When talking to children, a key principle is to be honest and truthful but to impart only the information that they need to know according to their age and understanding.
A preschool child may ask where babies come from and a simple answer about coming from mummy’s tummy might be enough to satisfy their curiosity, but older children may need more factual and detailed information.
Pick a good time to chat with her, and refer back to her question by saying: “Remember you asked me the other day about sex and how babies were made – this is an important chat we should have together.” It is crucial to get your tone right.
If you appear embarrassed or nervous, then this will make the conversation harder.
There is also evidence to show that pre-teen children are less embarrassed and more able to listen to information about sex than teenagers, who might be mortified if parents raise the subject or less likely to listen due to teenage rebellion.
” I was a little shocked and, as I was thinking what to say, she then told me that her friend told her that “the boy and girl have to have sex”.

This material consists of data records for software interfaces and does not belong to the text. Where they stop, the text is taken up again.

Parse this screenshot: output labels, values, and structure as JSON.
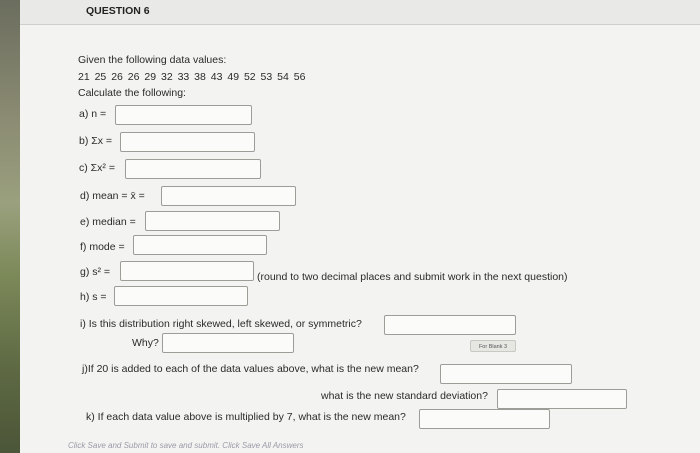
{
  "question": {
    "title": "QUESTION 6"
  },
  "intro": "Given the following data values:",
  "data_values": "21  25  26  26  29  32  33  38  43  49  52  53  54  56",
  "calculate": "Calculate the following:",
  "items": {
    "a": "a) n =",
    "b": "b) Σx =",
    "c": "c) Σx² =",
    "d": "d) mean = x̄ =",
    "e": "e) median =",
    "f": "f) mode =",
    "g": "g) s² =",
    "g_note": "(round to two decimal places and submit work in the next question)",
    "h": "h) s =",
    "i": "i) Is this distribution right skewed, left skewed, or symmetric?",
    "why": "Why?",
    "j": "j)If 20 is added to each of the data values above, what is the new mean?",
    "j2": "what is the new standard deviation?",
    "k": "k) If each data value above is multiplied by 7, what is the new mean?"
  },
  "badge": "For Blank 3",
  "footer": "Click Save and Submit to save and submit. Click Save All Answers"
}
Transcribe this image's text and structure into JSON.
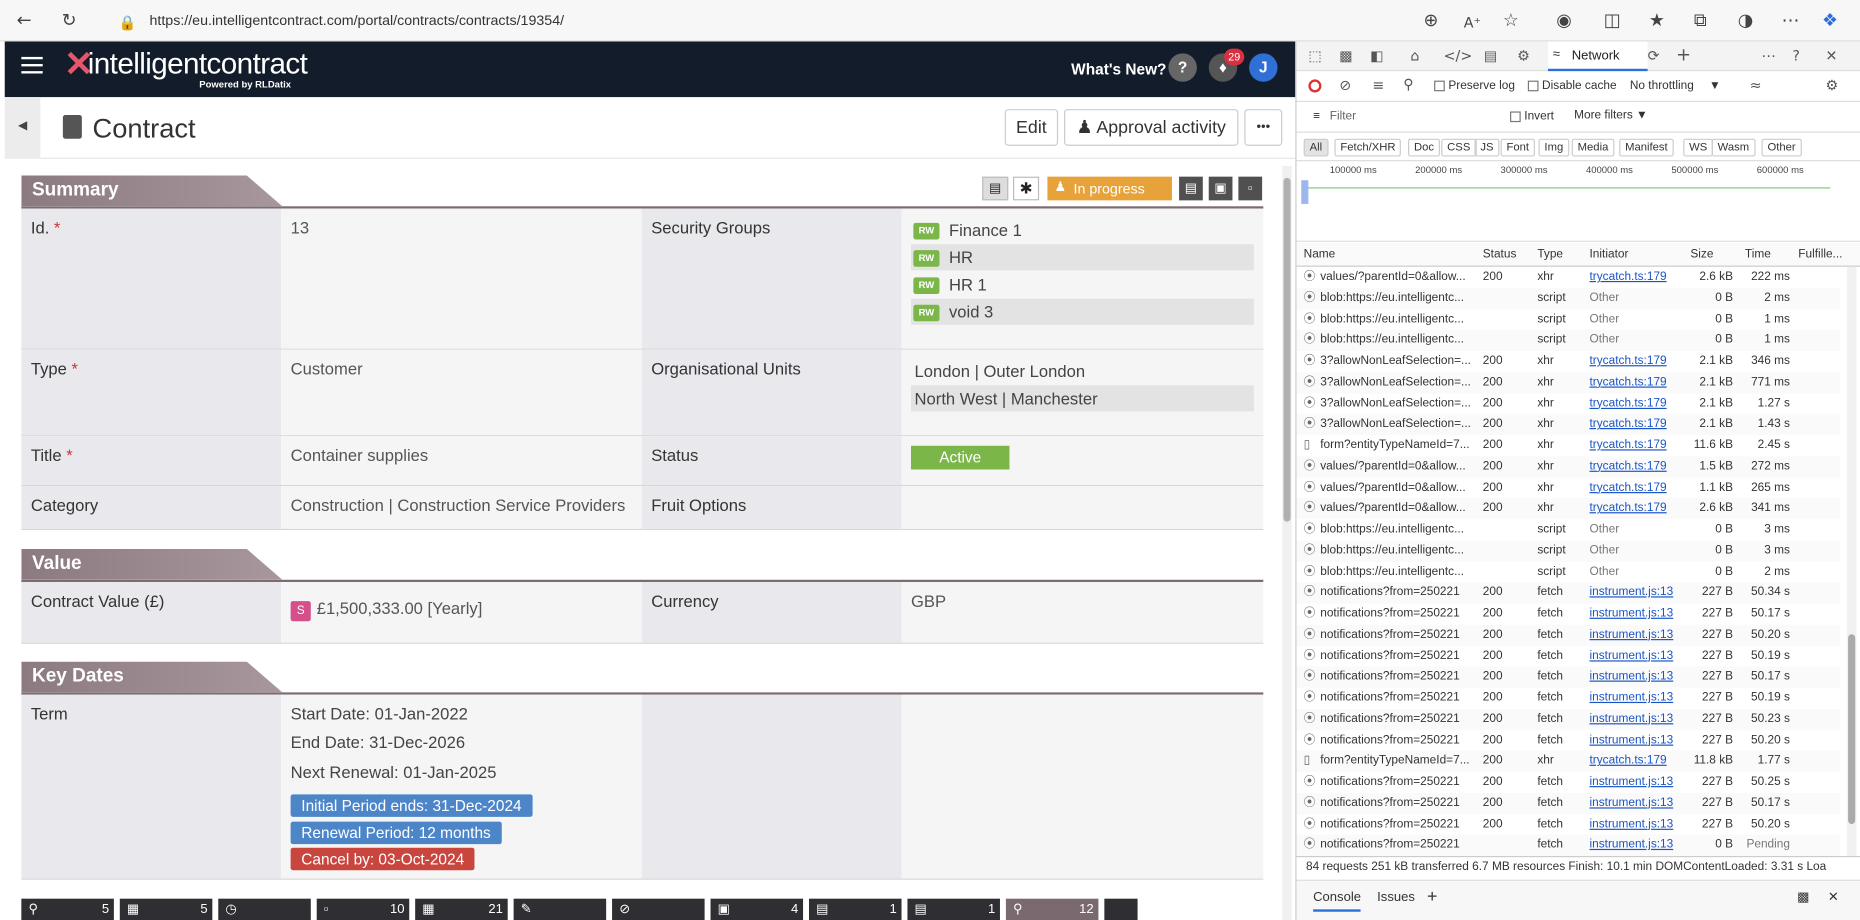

Now I feel I didn’t handle the situation well and that maybe I should have talked to her more about sex and what she knew, but I did not feel comfortable.
Also I wondered whether she is too young to know the full facts. Should I raise the conversation with her again or let it go? Most parents find talking about sex to their children a delicate subject to get right and, frequently, like yourself, they are caught off guard with a question they are unsure how to answer.
In particular, the HSE has produced a book and DVD called Busy Bodies targeted at children in fifth and sixth classes and their parents.
This can be downloaded from and free copies can be ordered by texting BUSY, followed by your name and address, to 50444.